Distractions from Driving with Pets


We typically associate driving distractions with the usual culprits - phone usage, eating in the car, looking for a dropped object on the floor. However, few of us fully realise the driving distractions leaving a pet unsecured can cause.

April is Distracted Driving Awareness month, and we will be covering various forms of distractions that can have a profoundly dangerous effect on your driving ability.

Image by FELIX KAESTLE / AFP - Getty Images file

Image by FELIX KAESTLE / AFP - Getty Images file

Most pet owners travel with their pets. A 2011 Kurgo/AAA survey discovered that 29% of drivers admit to getting actively distracted by their dog while driving, while 65% of them admit to engaging in at least one potentially distracting activity while driving with their dog.

Distracting activities that drivers tend to engage in with their pets include:

  • Petting their dog (52%)

  • Using hands or arms to restrict dog’s movement or hold dog in place when putting on brakes (23%)

  • Using hands/arms to keep dog from climbing from the backseat to the front seat (19%)

  • Reaching into backseat to interact with dog (18%)

  • Allowing dog to sit in lap or holding dog while driving (17%)

  • Giving food or treats to dog (13%)

  • Playing with dog (4%)

  • Taking a photo of dog (3%)

A survey from Nationwide Mutual Insurance found that 8% of drivers even admit to driving with a pet on their lap.

Using Restraints

As many as 84% of pet owners surveyed bring their dogs on car trips but allow them to ride unrestrained. The reasons for not using a pet travel restraint include:

  • My dog is calm and do not think he/she needs a restraint (42%)

  • Never considered it (39%)

  • Just take dog on short trips (29%)

  • Want dog to be able to put head out window (12%)

  • Too complicated/too much trouble (7%)

  • Want dog to have fun in the car (3%)

  • Want to be able to hold dog (3%)

The distractions that come with an unrestrained pet can easily be anticipated. An anxious dog may cry, fidget or attempt to seek reassurance from its owner. A suddenly startled dog or cat may jump or move unpredictably. A curious dog might try to get a better view of an object of interest. A small dog or cat might try to burrow under your seat, or even your lap!

Image by EzyDog via Chewy

Image by EzyDog via Chewy

The concerns that arise from having unrestrained pets in the car aren’t limited to driver distractions.
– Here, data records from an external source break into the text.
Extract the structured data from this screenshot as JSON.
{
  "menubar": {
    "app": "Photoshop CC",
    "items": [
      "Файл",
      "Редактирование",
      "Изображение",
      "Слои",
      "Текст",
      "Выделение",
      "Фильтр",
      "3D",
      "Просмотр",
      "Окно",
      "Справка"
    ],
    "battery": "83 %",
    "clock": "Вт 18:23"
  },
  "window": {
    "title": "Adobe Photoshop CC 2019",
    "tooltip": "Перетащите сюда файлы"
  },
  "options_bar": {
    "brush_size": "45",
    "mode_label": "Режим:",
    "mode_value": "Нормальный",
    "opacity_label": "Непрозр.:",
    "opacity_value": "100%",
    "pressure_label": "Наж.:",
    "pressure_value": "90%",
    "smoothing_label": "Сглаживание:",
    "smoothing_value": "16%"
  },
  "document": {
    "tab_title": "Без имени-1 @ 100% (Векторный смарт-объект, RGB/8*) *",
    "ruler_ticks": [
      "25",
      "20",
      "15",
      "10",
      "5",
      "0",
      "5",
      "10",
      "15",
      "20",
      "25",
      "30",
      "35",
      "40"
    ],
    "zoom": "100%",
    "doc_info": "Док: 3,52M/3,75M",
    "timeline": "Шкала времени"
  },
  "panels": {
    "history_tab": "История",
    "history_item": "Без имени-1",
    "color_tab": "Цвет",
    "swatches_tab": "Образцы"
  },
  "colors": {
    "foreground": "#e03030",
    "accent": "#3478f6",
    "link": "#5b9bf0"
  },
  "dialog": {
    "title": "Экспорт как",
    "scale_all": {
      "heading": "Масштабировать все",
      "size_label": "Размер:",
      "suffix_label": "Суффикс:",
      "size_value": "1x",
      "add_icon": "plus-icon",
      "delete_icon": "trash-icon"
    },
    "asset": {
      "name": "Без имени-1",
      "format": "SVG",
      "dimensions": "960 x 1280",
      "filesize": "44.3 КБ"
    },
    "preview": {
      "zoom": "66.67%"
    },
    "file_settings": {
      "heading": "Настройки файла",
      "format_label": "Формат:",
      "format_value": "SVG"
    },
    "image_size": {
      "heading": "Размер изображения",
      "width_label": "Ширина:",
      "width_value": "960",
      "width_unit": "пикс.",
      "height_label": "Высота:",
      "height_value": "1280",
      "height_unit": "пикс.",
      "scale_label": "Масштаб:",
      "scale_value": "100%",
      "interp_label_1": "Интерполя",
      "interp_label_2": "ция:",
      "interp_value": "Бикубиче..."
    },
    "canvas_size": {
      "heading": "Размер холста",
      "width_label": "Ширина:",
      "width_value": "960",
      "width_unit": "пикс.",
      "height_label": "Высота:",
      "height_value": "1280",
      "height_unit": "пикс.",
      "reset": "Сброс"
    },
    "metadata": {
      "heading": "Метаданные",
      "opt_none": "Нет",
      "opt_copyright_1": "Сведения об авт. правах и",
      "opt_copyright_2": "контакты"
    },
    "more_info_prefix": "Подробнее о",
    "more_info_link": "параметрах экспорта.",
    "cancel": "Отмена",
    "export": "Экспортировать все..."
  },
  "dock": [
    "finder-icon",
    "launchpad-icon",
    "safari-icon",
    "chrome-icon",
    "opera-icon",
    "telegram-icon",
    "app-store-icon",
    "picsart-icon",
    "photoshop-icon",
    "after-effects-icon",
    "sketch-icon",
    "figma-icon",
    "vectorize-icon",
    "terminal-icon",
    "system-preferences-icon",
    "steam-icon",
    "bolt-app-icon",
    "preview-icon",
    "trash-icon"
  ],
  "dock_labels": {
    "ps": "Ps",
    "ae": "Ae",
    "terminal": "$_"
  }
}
In the case of an accident, a catapulting dog or cat is a significant hazard to everyone in the vehicle.

An unrestrained 4.5kg pet in a crash at 80 km/h will exert roughly 230 kilograms of force, while an unrestrained 36kg pet in a crash at only 50 km/h will carry the force of a 1090-kilogram projectile. (Source)

Unrestrained pets can also impede rescue workers in more severe accidents, and they also are more likely to be injured or flung out from a vehicle in minor accidents.

Safety For All

Keeping your dog and human passengers safe and secure in your vehicle is easily solved by using a safety restraint. For cats, it’s best to keep them in a pet carrier that is also strapped in with a seat belt as cats are typically uncomfortable riding in a car or being restrained.

Taking deliberate efforts to ensure proper safety procedures may turn out to be life-saving - not just for your pet, but for your own too.